Development Framework Dender
The Aalst Waterfront Masterplan is an urban design project for the conceptual integration and redesign of the waterfront for the city of Aalst, Belgium. The River Dender runs along with Aalst’s medieval city, its industrial districts, and some of the city’s parks and ecological reserves. New development along the waterfront, based primarily on private investments, has emerged with considerable speed. As a result, the City of Aalst awarded ORG the urban project to design a unifying framework for a 3 km. stretch of the city’s urban waterfront.
In general, the project outlines the qualities and conditions for long-term development, while leaving sufficient flexibility to anticipate future demographic, economic, and political growth and change. Over the next 20 years, approximately 2,000 new homes and 20,000m2 of retail space can be built, alongside public amenities, schools, sports facilities, and cultural venues.

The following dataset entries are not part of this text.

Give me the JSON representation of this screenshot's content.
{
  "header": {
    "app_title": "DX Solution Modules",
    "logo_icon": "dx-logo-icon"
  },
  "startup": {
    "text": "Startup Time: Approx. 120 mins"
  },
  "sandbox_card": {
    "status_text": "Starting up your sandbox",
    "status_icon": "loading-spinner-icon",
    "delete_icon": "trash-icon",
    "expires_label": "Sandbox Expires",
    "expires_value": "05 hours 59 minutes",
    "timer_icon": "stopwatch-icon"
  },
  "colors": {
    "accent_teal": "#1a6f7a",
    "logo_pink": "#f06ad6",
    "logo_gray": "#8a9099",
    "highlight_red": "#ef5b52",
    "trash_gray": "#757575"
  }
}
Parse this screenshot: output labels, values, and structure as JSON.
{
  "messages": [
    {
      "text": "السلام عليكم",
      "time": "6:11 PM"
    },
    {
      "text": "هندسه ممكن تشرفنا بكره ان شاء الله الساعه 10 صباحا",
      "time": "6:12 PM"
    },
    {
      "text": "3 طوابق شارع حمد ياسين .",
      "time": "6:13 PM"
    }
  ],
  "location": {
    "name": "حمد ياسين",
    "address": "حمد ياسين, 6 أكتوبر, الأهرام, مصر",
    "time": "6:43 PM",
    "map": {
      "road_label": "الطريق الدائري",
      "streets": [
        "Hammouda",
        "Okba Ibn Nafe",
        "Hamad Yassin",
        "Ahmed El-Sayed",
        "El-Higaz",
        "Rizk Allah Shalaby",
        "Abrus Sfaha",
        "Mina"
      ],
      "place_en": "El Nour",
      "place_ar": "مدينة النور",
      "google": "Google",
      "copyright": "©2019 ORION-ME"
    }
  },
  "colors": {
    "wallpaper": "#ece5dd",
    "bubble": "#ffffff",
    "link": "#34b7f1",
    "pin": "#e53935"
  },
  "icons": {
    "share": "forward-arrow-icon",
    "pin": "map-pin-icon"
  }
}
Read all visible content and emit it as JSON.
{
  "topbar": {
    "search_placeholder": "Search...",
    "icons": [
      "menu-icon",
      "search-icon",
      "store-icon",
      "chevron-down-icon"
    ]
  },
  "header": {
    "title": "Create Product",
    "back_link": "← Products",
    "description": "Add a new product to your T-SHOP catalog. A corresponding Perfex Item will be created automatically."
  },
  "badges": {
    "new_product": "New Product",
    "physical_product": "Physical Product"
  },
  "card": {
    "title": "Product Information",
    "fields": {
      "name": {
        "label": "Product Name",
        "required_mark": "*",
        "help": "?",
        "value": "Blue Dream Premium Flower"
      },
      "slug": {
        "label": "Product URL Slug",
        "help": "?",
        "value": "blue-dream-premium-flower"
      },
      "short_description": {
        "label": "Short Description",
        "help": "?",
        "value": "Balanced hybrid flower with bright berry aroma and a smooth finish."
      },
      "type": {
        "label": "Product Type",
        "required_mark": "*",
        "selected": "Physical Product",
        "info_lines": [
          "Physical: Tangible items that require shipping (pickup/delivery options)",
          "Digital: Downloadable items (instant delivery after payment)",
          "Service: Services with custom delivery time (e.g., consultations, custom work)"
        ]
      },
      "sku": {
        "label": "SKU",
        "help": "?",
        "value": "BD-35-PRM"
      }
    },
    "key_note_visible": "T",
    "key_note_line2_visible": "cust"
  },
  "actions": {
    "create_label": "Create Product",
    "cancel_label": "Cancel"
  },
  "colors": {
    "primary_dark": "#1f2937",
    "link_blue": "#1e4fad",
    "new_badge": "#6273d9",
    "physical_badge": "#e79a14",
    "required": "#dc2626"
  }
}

In a process towards these aims, the ORG team created a set of rules to guide the transition of the formerly industrial area and define a new urban identity to express the city’s renewed relationship with the river. A toolbox was developed including a spatial framework and financial and legal instruments to mitigate risks and clarify opportunities. Together the spatial framework and financial and legal instruments create a powerful working model for public-private collaboration toward the creation of a new mixed-use urban environment.
The masterplan proposes a clear and continuous structure of public spaces, green riverbanks, and esplanades. An alternating sequence of pockets, squares, and parks sets the stage and creates value for new development. The sequence of spaces maintains public views, physical connection to the river, and links different neighborhoods. On the quays and squares, pedestrian spaces are large and car traffic is limited. Also, two new pedestrian bridges connect the left and right banks of the river.
The existing warehouse and industrial structures, preserved where possible, provide a template that will serve as stylistic inspiration for future designs and new building additions. The warehouse and industrial typologies, now accommodating a range of uses, give a unique identity to the Dender Area. At strategic locations, modest high-rise buildings are allowed. These buildings introduce a new typology to the low-rise city, denoting landmarks that anchor the urban waterfront to the river valley.
Public Space, Infrastructure, Landscape
Common Ground, Ernst & Young, GSJ Advocaten, Urbino
Urbanism, Strategic Planning, Masterplan
Alexander D’Hooghe, Marcel Smets, Hendrik Bloem, Ellen Raes, Heinrich Altenmueller, Felix Schiettecatte
City of Aalst